(Beginning of Provided data)

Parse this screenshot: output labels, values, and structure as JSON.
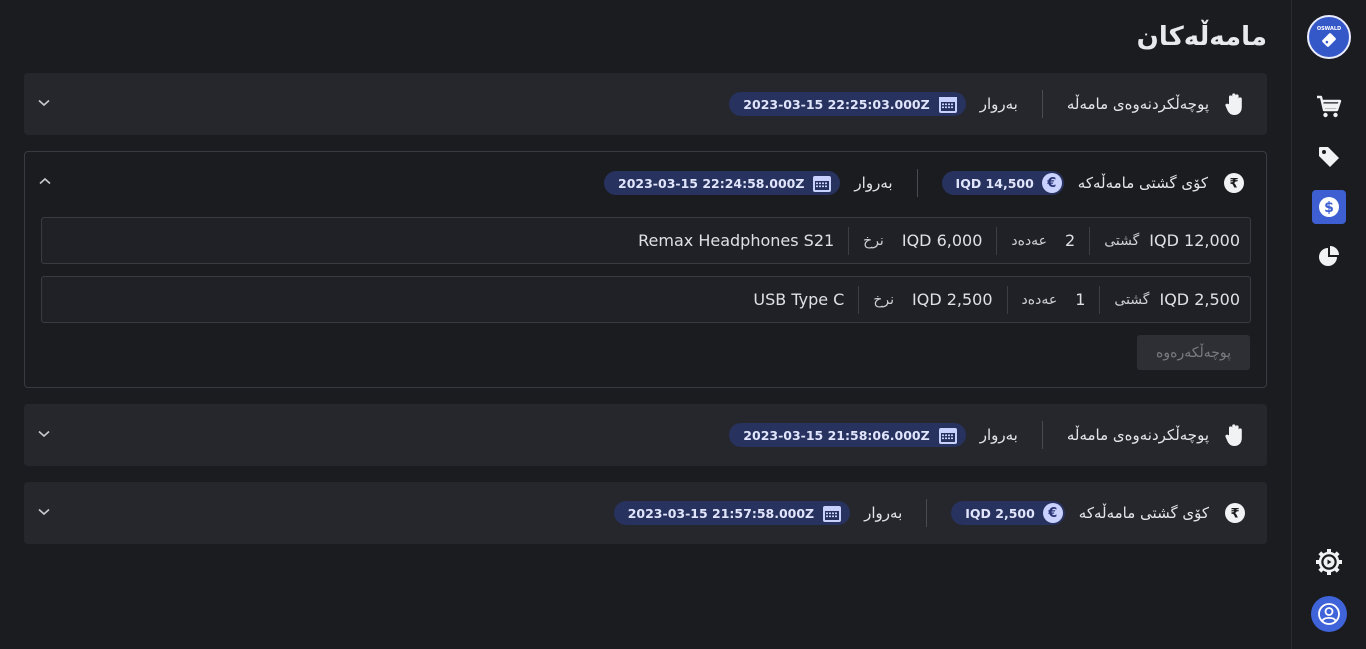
{
  "page_title": "مامەڵەکان",
  "sidebar": {
    "logo_text": "OSWALD",
    "items": [
      {
        "name": "cart-icon"
      },
      {
        "name": "tag-icon"
      },
      {
        "name": "dollar-icon",
        "active": true
      },
      {
        "name": "pie-chart-icon"
      }
    ],
    "settings_icon": "settings-gear-icon",
    "avatar_icon": "user-icon"
  },
  "labels": {
    "date": "بەروار",
    "total": "کۆی گشتی مامەڵەکە",
    "void": "پوچەڵکردنەوەی مامەڵە",
    "item_total": "گشتی",
    "quantity": "عەدەد",
    "rate": "نرخ",
    "cancel_button": "پوچەڵکەرەوە"
  },
  "transactions": [
    {
      "type": "void",
      "date": "2023-03-15 22:25:03.000Z",
      "expanded": false
    },
    {
      "type": "sale",
      "date": "2023-03-15 22:24:58.000Z",
      "amount": "IQD 14,500",
      "expanded": true,
      "items": [
        {
          "total": "IQD 12,000",
          "quantity": "2",
          "rate": "IQD 6,000",
          "name": "Remax Headphones S21"
        },
        {
          "total": "IQD 2,500",
          "quantity": "1",
          "rate": "IQD 2,500",
          "name": "USB Type C"
        }
      ]
    },
    {
      "type": "void",
      "date": "2023-03-15 21:58:06.000Z",
      "expanded": false
    },
    {
      "type": "sale",
      "date": "2023-03-15 21:57:58.000Z",
      "amount": "IQD 2,500",
      "expanded": false
    }
  ],
  "colors": {
    "accent": "#3d5fd1",
    "pill_bg": "#27325e",
    "background": "#1b1c20",
    "card_bg": "#26272d"
  }
}
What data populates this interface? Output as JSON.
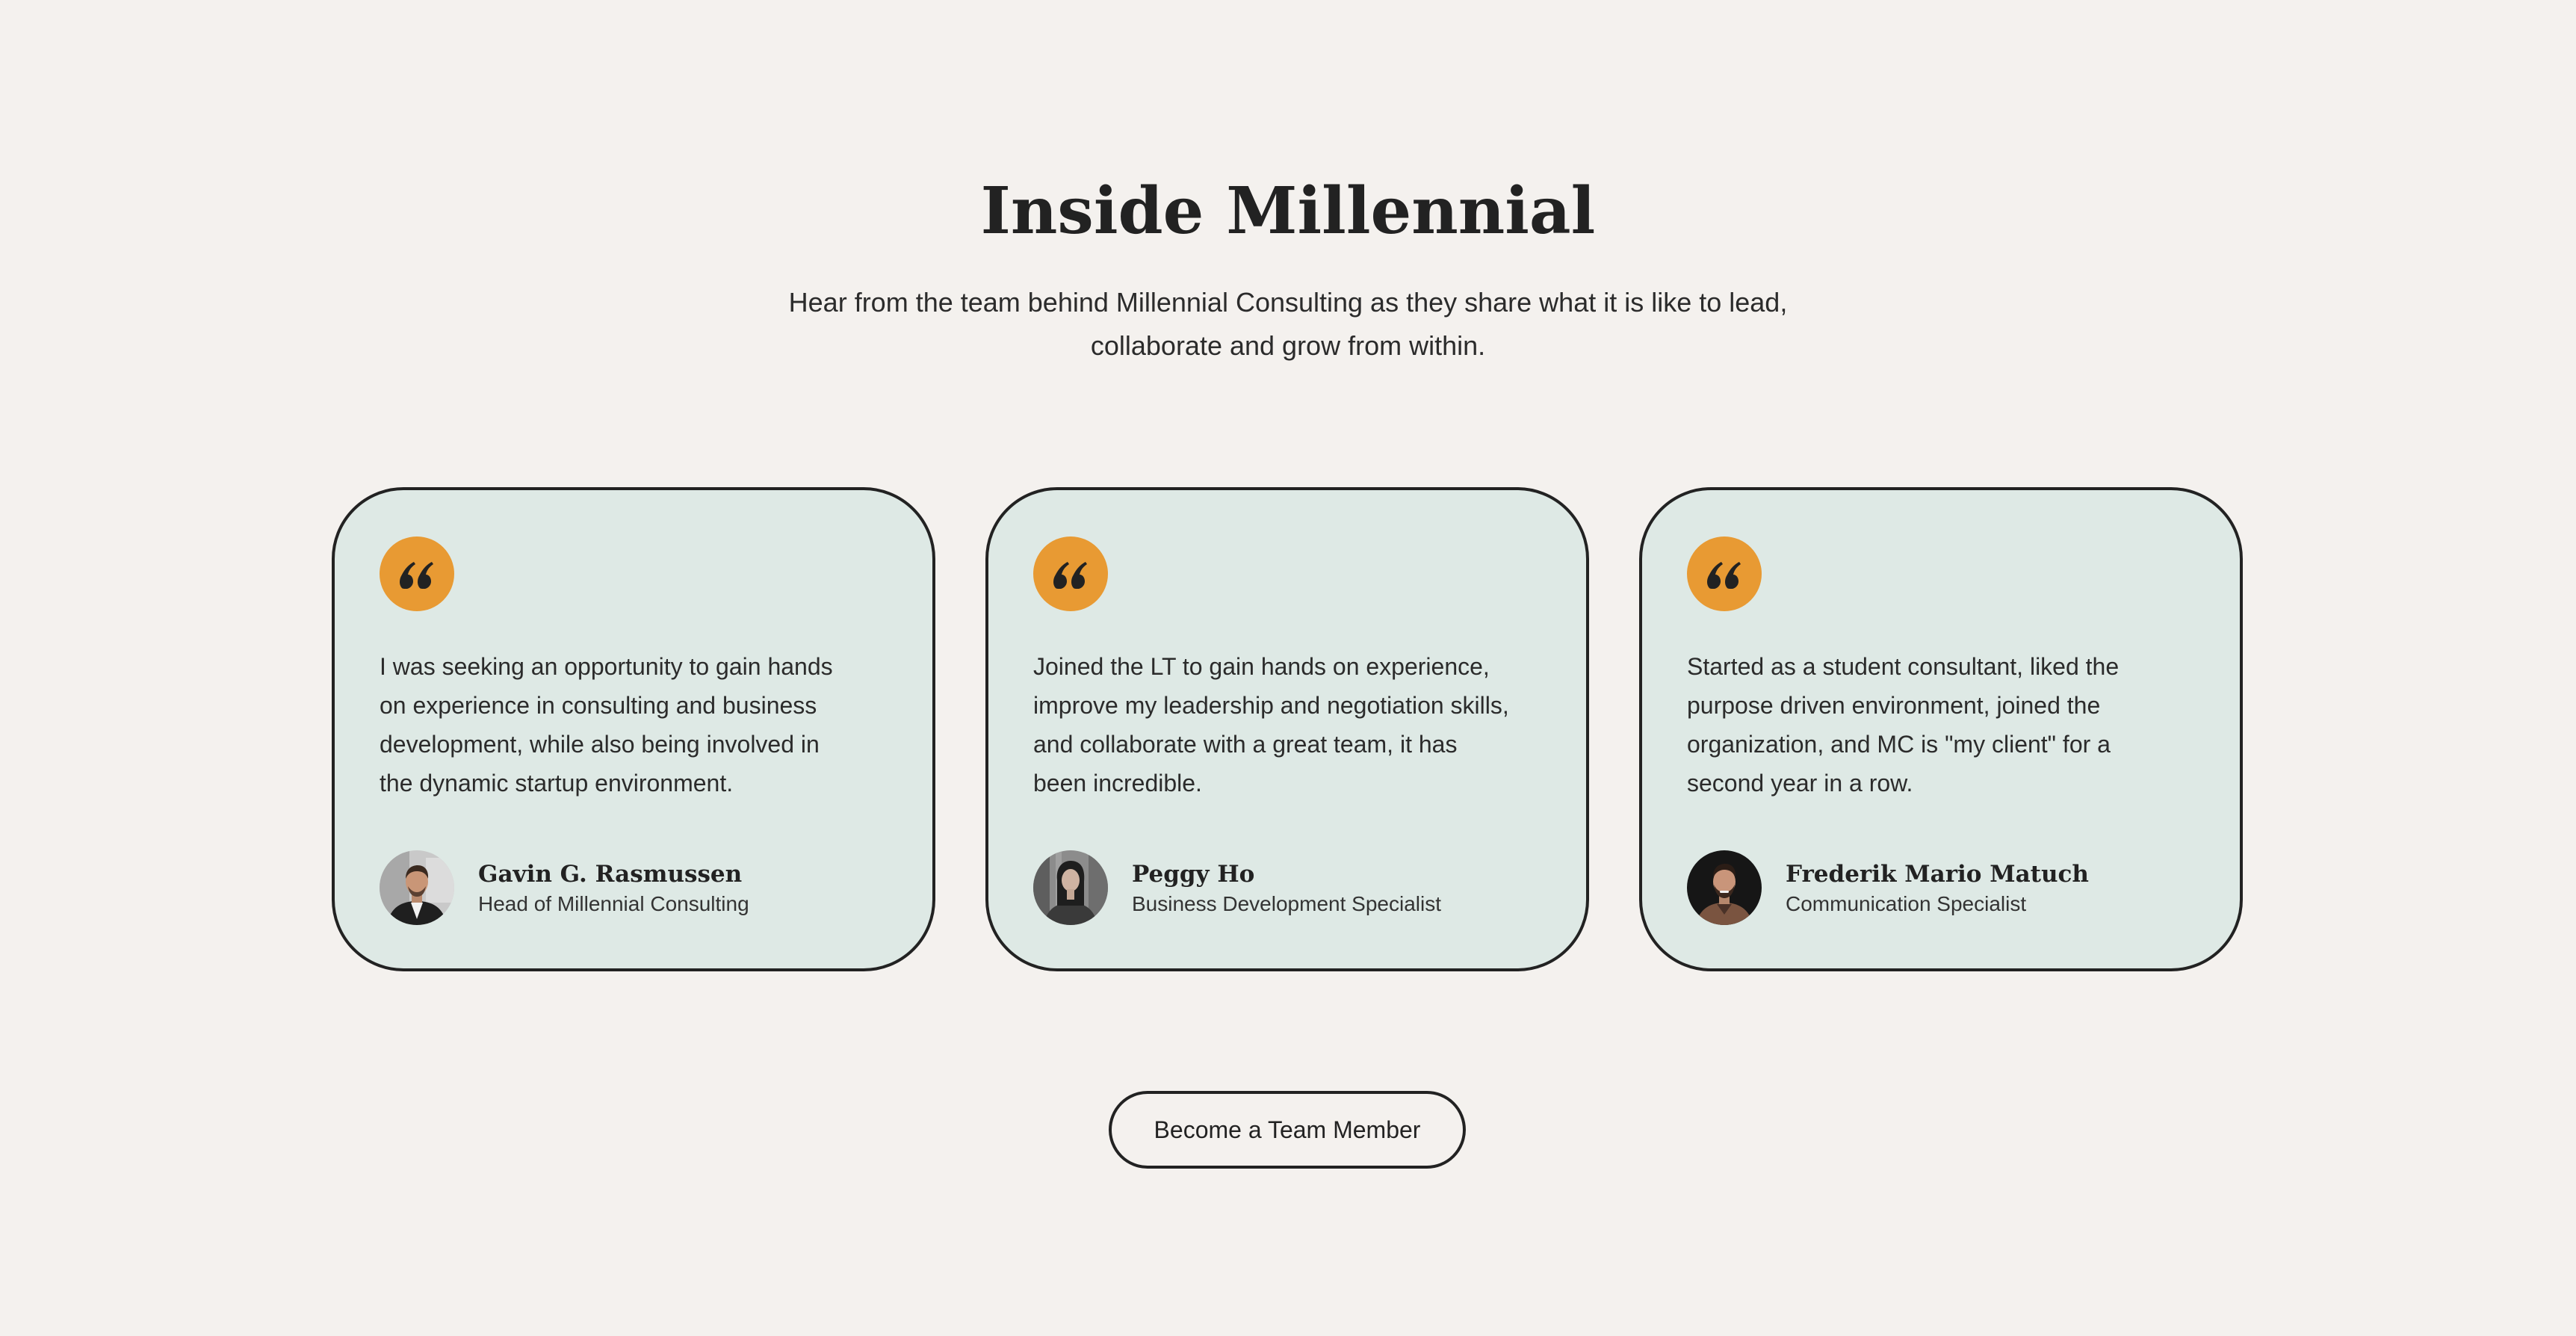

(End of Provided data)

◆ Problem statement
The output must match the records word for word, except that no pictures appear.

◆ Task output
Parse this screenshot: output labels, values, and structure as JSON.
{
  "page_title": "مامەڵەکان",
  "sidebar": {
    "logo_text": "OSWALD",
    "items": [
      {
        "name": "cart-icon"
      },
      {
        "name": "tag-icon"
      },
      {
        "name": "dollar-icon",
        "active": true
      },
      {
        "name": "pie-chart-icon"
      }
    ],
    "settings_icon": "settings-gear-icon",
    "avatar_icon": "user-icon"
  },
  "labels": {
    "date": "بەروار",
    "total": "کۆی گشتی مامەڵەکە",
    "void": "پوچەڵکردنەوەی مامەڵە",
    "item_total": "گشتی",
    "quantity": "عەدەد",
    "rate": "نرخ",
    "cancel_button": "پوچەڵکەرەوە"
  },
  "transactions": [
    {
      "type": "void",
      "date": "2023-03-15 22:25:03.000Z",
      "expanded": false
    },
    {
      "type": "sale",
      "date": "2023-03-15 22:24:58.000Z",
      "amount": "IQD 14,500",
      "expanded": true,
      "items": [
        {
          "total": "IQD 12,000",
          "quantity": "2",
          "rate": "IQD 6,000",
          "name": "Remax Headphones S21"
        },
        {
          "total": "IQD 2,500",
          "quantity": "1",
          "rate": "IQD 2,500",
          "name": "USB Type C"
        }
      ]
    },
    {
      "type": "void",
      "date": "2023-03-15 21:58:06.000Z",
      "expanded": false
    },
    {
      "type": "sale",
      "date": "2023-03-15 21:57:58.000Z",
      "amount": "IQD 2,500",
      "expanded": false
    }
  ],
  "colors": {
    "accent": "#3d5fd1",
    "pill_bg": "#27325e",
    "background": "#1b1c20",
    "card_bg": "#26272d"
  }
}
What data populates this interface? Output as JSON.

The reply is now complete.